Supplied material:
=== Section Start ===

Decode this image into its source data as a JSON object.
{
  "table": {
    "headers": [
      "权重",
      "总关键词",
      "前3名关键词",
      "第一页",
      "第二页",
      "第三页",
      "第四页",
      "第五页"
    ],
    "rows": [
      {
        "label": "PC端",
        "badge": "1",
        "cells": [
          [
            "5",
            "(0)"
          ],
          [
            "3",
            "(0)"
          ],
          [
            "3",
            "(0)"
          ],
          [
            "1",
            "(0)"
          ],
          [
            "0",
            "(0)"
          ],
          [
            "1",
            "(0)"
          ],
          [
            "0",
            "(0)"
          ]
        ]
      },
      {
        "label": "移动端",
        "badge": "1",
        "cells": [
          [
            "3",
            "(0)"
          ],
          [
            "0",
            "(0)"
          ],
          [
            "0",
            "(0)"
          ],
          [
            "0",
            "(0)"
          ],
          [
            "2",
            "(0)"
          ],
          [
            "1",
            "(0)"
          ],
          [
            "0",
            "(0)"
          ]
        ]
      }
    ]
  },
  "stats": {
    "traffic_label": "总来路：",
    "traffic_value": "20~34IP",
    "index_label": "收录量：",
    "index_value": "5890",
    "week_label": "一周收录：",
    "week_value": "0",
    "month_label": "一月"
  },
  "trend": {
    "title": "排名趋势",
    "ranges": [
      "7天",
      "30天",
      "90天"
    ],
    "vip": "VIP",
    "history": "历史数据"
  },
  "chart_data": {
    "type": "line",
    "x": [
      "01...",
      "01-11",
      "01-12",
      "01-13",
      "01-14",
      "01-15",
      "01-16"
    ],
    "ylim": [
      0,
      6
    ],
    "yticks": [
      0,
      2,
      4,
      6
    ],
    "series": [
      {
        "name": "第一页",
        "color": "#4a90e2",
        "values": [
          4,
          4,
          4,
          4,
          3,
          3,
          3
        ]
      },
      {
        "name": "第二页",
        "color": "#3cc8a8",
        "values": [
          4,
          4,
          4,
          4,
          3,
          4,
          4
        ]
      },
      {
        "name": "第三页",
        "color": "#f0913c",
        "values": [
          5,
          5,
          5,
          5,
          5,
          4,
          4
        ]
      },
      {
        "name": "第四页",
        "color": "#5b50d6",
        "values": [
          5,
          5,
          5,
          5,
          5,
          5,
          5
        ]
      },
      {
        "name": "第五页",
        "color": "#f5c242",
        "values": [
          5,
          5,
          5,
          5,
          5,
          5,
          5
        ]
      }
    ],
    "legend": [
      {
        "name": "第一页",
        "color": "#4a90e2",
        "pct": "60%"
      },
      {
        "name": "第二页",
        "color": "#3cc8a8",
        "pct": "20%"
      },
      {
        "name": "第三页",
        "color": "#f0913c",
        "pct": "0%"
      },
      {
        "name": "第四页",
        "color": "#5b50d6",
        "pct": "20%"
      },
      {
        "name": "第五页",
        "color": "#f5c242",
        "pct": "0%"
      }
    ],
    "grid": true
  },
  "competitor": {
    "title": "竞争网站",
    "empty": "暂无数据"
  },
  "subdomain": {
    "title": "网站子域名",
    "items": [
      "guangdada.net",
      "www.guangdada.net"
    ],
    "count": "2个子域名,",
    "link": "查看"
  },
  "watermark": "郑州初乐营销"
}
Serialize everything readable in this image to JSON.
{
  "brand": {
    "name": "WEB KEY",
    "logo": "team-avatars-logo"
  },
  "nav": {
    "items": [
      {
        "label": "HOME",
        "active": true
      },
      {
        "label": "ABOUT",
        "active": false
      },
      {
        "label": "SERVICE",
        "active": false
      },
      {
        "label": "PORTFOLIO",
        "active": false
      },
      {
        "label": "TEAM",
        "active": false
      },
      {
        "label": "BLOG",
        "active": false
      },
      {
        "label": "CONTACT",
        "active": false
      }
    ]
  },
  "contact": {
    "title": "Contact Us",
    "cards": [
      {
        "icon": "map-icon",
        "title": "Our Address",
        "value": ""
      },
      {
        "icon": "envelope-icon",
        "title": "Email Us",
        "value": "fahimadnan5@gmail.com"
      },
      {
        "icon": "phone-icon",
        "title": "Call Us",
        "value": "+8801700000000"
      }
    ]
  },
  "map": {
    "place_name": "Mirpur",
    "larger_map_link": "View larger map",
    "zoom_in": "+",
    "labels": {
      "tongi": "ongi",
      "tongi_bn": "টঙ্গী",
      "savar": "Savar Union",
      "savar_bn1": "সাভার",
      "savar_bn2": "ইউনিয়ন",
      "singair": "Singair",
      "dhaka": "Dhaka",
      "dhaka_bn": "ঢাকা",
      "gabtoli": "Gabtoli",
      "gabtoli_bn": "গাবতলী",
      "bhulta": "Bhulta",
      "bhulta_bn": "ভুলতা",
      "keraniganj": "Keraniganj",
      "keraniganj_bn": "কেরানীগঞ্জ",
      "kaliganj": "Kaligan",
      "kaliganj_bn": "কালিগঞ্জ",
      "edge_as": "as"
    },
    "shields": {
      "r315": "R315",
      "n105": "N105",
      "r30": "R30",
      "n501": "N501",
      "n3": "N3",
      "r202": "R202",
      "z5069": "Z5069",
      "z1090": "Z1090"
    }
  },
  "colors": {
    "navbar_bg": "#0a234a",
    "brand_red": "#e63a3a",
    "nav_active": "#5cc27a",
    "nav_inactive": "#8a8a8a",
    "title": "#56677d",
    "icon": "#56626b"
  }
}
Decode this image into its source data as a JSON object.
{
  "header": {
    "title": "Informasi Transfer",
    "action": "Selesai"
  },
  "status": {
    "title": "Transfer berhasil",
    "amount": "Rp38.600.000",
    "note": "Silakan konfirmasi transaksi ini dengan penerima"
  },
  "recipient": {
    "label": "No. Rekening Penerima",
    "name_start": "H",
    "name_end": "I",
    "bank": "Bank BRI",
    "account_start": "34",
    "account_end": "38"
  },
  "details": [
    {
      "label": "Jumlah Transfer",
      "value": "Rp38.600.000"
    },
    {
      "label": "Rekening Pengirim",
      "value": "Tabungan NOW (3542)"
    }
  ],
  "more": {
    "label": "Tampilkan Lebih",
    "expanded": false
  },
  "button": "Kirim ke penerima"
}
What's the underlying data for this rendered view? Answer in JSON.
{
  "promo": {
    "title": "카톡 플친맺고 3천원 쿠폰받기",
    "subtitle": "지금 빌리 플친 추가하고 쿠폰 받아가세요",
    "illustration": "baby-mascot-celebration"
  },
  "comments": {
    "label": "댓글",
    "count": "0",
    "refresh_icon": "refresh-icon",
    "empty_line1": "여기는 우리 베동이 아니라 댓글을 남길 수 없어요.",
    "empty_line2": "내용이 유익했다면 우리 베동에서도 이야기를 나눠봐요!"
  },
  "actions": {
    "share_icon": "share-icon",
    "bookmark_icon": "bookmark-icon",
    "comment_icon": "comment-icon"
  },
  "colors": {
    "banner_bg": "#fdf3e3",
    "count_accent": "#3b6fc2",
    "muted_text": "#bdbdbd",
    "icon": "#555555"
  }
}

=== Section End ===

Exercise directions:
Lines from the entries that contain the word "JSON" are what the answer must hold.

Solution:
Decode this image into its source data as a JSON object.
Serialize everything readable in this image to JSON.
Decode this image into its source data as a JSON object.
What's the underlying data for this rendered view? Answer in JSON.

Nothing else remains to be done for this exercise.